miller60 writes "In 2010 the volume of digital information created and duplicated in a year will reach 1.2 zettabytes, according to new data from IDC and EMC. The annual Digital Universe report is an effort to visualize the enormous amount of data being generated by our increasingly digital lives. The report's big numbers — a zettabyte is roughly a million petabytes — pose interesting questions about how the IT community will store and manage this firehose of data. Perhaps the biggest challenge isn't how much data we're creating — it's all the copies of it. Seventy-five percent of all the data in the Digital Universe is a copy, according to IDC. See additional analysis from TG Daily, The Guardian, and Search Storage."
bowman9991 writes "If one isn't enough, there are reports that two sequels to Roland Emmerich's 1996 alien invasion blockbuster Independence Day are in the works. Will Smith is back too. Apparently he delayed a sequel earlier by asking for too much money." Other rumors include using an iPad to destroy the alien space ships this time, and letting Obama fly a biplane. Data will have a 5-minute monologue about what it means to be human.
eldavojohn writes "I have a slightly older friend who played through the glory days of Ultima Online. Yes, their servers are still up and running, but he often waxes nostalgic about certain gameplay functions of UO that he misses. I must say that these aspects make me smile and wonder what it would be like to play in such a world — things like housing, thieving and looting that you don't see in the most popular massively multiplayer online games like World of Warcraft. So, I've followed him through a few games, including Darkfall and now Mortal Online. And these (seemingly European developed) games are constantly fading into obscurity and never catching hold. We constantly move from one to the next. Does anyone know of a popular three-dimensional game that has UO-like rules and gameplay? Perhaps one that UO players gravitated to after leaving UO? If you think that the very things that have been removed (housing and thieving would be two good topics) caused WoW to become the most popular MMO, why is that? Do UO rules not translate well to a true 3D environment?
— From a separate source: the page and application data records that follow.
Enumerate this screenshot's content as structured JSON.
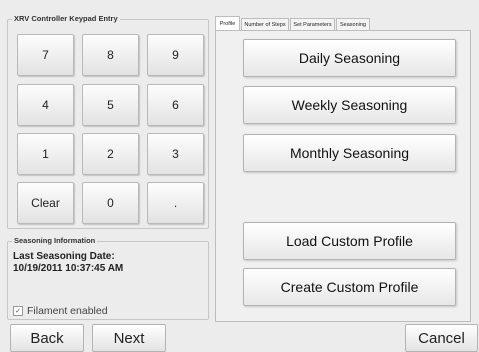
{
  "keypad": {
    "title": "XRV Controller Keypad Entry",
    "keys": [
      "7",
      "8",
      "9",
      "4",
      "5",
      "6",
      "1",
      "2",
      "3",
      "Clear",
      "0",
      "."
    ]
  },
  "seasoning_info": {
    "title": "Seasoning Information",
    "last_label": "Last Seasoning Date:",
    "last_value": "10/19/2011 10:37:45 AM",
    "filament_label": "Filament enabled",
    "filament_checked": true
  },
  "tabs": [
    {
      "label": "Profile",
      "active": true
    },
    {
      "label": "Number of Steps",
      "active": false
    },
    {
      "label": "Set Parameters",
      "active": false
    },
    {
      "label": "Seasoning",
      "active": false
    }
  ],
  "profile_buttons": {
    "daily": "Daily Seasoning",
    "weekly": "Weekly Seasoning",
    "monthly": "Monthly Seasoning",
    "load": "Load Custom Profile",
    "create": "Create Custom Profile"
  },
  "navigation": {
    "back": "Back",
    "next": "Next",
    "cancel": "Cancel"
  }
}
Are people incapable of planning for corpse looting? Are players really that inept that developers don't want to leave us in control of risk analysis? I'm familiar with the Bartle Test but if anyone could point me to more resources as to why Killer-oriented games have faded out of popularity, I'd be interested."
theodp writes "Give Bill Gates your 'pictures, videos, documents, e-mail, instant messages, addresses, calendar dates/scheduling information (e.g., birthdays, anniversaries, appointments), voice mail, phone logs, RSS feeds, subscriptions, bookmarks, mail lists, project management features, computing device data, tasks and location data,' and he'll improve your 'quality of life.' That's the promise behind a patent issued Thursday to Bill Gates and his 20 co-inventors for 'Personal Data Mining', which Microsoft notes 'can include a monetization component' that 'could initiate an auction to sell information to the highest bidder.'"